Get the news brief on GeekWire.

Categories
GeekWire

Watch the transit of Mercury online or in the sky

Transit of Mercury
A multiple-exposure image from NASA’s Solar Dynamics Observatory shows Mercury’s track across the sun’s disk in 2016. (NASA / GSFC / SDO Image / Genna Duberstein)

The planets will be aligned on Nov. 11 for a rare astronomical event known as the transit of Mercury, and skywatching fans are sure to see it even if the skies are cloudy, thanks to this little thing called the internet.

For folks in Western Washington, watching the action online will be the best bet when the tiny black dot of Mercury’s disk crosses the sun. Mercury will make its first contact at 4:35 a.m. PT, when the skies will still be dark in Seattle. It’ll be another two and a half hours before the sun creeps over the Cascades.

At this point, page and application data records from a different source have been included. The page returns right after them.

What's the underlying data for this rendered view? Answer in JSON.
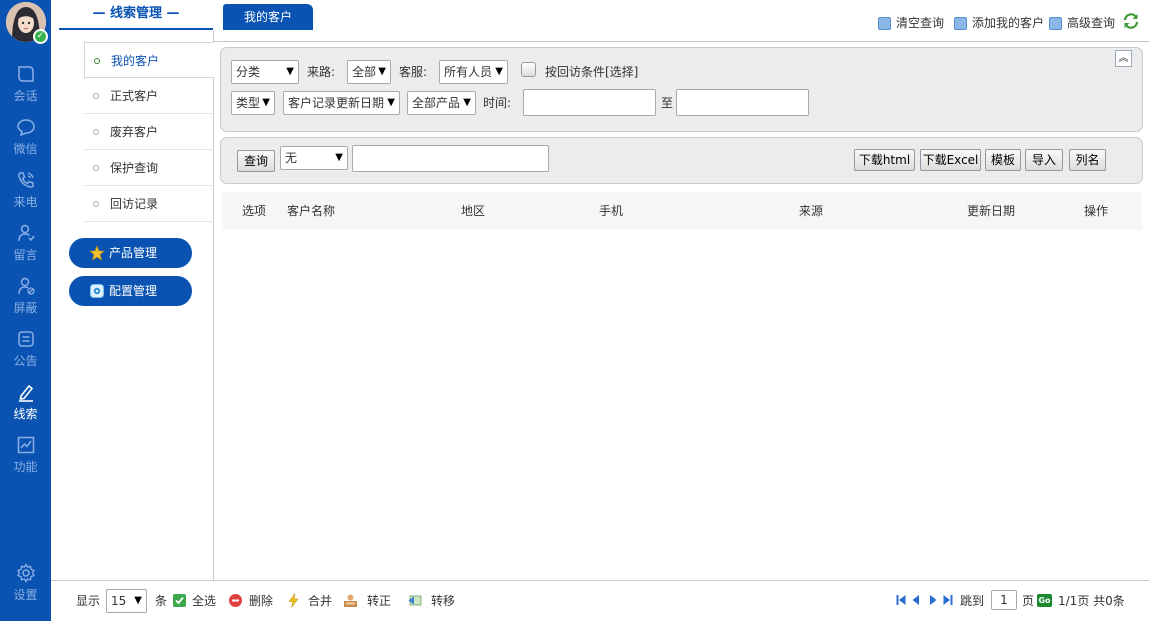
{
  "rail": {
    "items": [
      {
        "label": "会话",
        "icon": "chat-bubble-icon"
      },
      {
        "label": "微信",
        "icon": "wechat-icon"
      },
      {
        "label": "来电",
        "icon": "phone-icon"
      },
      {
        "label": "留言",
        "icon": "message-user-icon"
      },
      {
        "label": "屏蔽",
        "icon": "block-user-icon"
      },
      {
        "label": "公告",
        "icon": "notice-icon"
      },
      {
        "label": "线索",
        "icon": "pen-icon"
      },
      {
        "label": "功能",
        "icon": "chart-icon"
      }
    ],
    "settings_label": "设置",
    "colors": {
      "rail": "#0a53b3",
      "inactive": "#8ab0e4",
      "active": "#ffffff"
    }
  },
  "nav": {
    "title": "— 线索管理 —",
    "items": [
      "我的客户",
      "正式客户",
      "废弃客户",
      "保护查询",
      "回访记录"
    ],
    "pills": [
      "产品管理",
      "配置管理"
    ]
  },
  "tabs": {
    "active": "我的客户"
  },
  "toolbar": {
    "clear_query": "清空查询",
    "add_my_customer": "添加我的客户",
    "advanced_query": "高级查询"
  },
  "filters": {
    "category": "分类",
    "source_label": "来路:",
    "source_value": "全部",
    "service_label": "客服:",
    "service_value": "所有人员",
    "visit_condition": "按回访条件[选择]",
    "type": "类型",
    "date_field": "客户记录更新日期",
    "product": "全部产品",
    "time_label": "时间:",
    "to_label": "至"
  },
  "search": {
    "query_button": "查询",
    "field_value": "无",
    "download_html": "下载html",
    "download_excel": "下载Excel",
    "template": "模板",
    "import": "导入",
    "columns": "列名"
  },
  "table": {
    "headers": [
      "选项",
      "客户名称",
      "地区",
      "手机",
      "来源",
      "更新日期",
      "操作"
    ],
    "rows": []
  },
  "footer": {
    "show_label": "显示",
    "page_size": "15",
    "unit": "条",
    "select_all": "全选",
    "delete": "删除",
    "merge": "合并",
    "convert": "转正",
    "transfer": "转移",
    "jump_label": "跳到",
    "page_input": "1",
    "page_label": "页",
    "go": "Go",
    "page_info": "1/1页 共0条"
  }
}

By that time, the transit will be almost half-done.

Get the full story on GeekWire.

Categories
GeekWire

Spaceflight helps out with shooting-star satellite

ALE-2 satellite
An artist’s conception shows the ALE-2 shooting-star satellite in orbit. (ALE / Spaceflight Illustration)

Seattle-based Spaceflight says it’s handling the pre-launch logistics for a Japanese satellite that’s designed to spray artificial shooting stars into the sky.

Tokyo-based ALE’s spacecraft is just one of seven satellites due to be sent into orbit from New Zealand as early as Nov. 25, aboard a Rocket Lab Electron launch vehicle.

It’ll be the 10th Electron launch, earning the nickname “Running Out of Fingers.” It’ll also be the first launch to test the guidance and navigation hardware as well as the sensors that Rocket Lab will eventually use to help make the Electron’s first stage recoverable.

No recovery will be attempted during this mission.

The shooting-star satellite, ALE-2, is already making headlines in New Zealand. It’s designed to release particles from its sun-synchronous orbit below the International Space Station’s altitude, according to a timed schedule. When the particles re-enter Earth’s atmosphere, they’re supposed to burn up and create the appearance of meteors as seen from the ground.

In addition to the entertainment factor, ALE says scientists participating in the Sky Canvas project will be able to study the path of the particles during re-entry. That could lead to more accurate predictions of the path of satellites during orbital decay, and perhaps contribute to studies of weather and climate change.

“This launch gets us much closer to realizing the world’s first man-made shooting star,” ALE’s CEO, Lena Okajima, said in a news release. “We really appreciate Spaceflight`s support and attention to our mission, and we’re honored to take this big step with them.”

Some observers say the Sky Canvas project will be a distraction for astronomers as well as an attraction for skywatchers. Similar examples include the “Humanity Star” disco-ball satellite that Rocket Lab launched in 2018, and SpaceX’s first batch of 60 Starlink satellites.

Get the full story on GeekWire.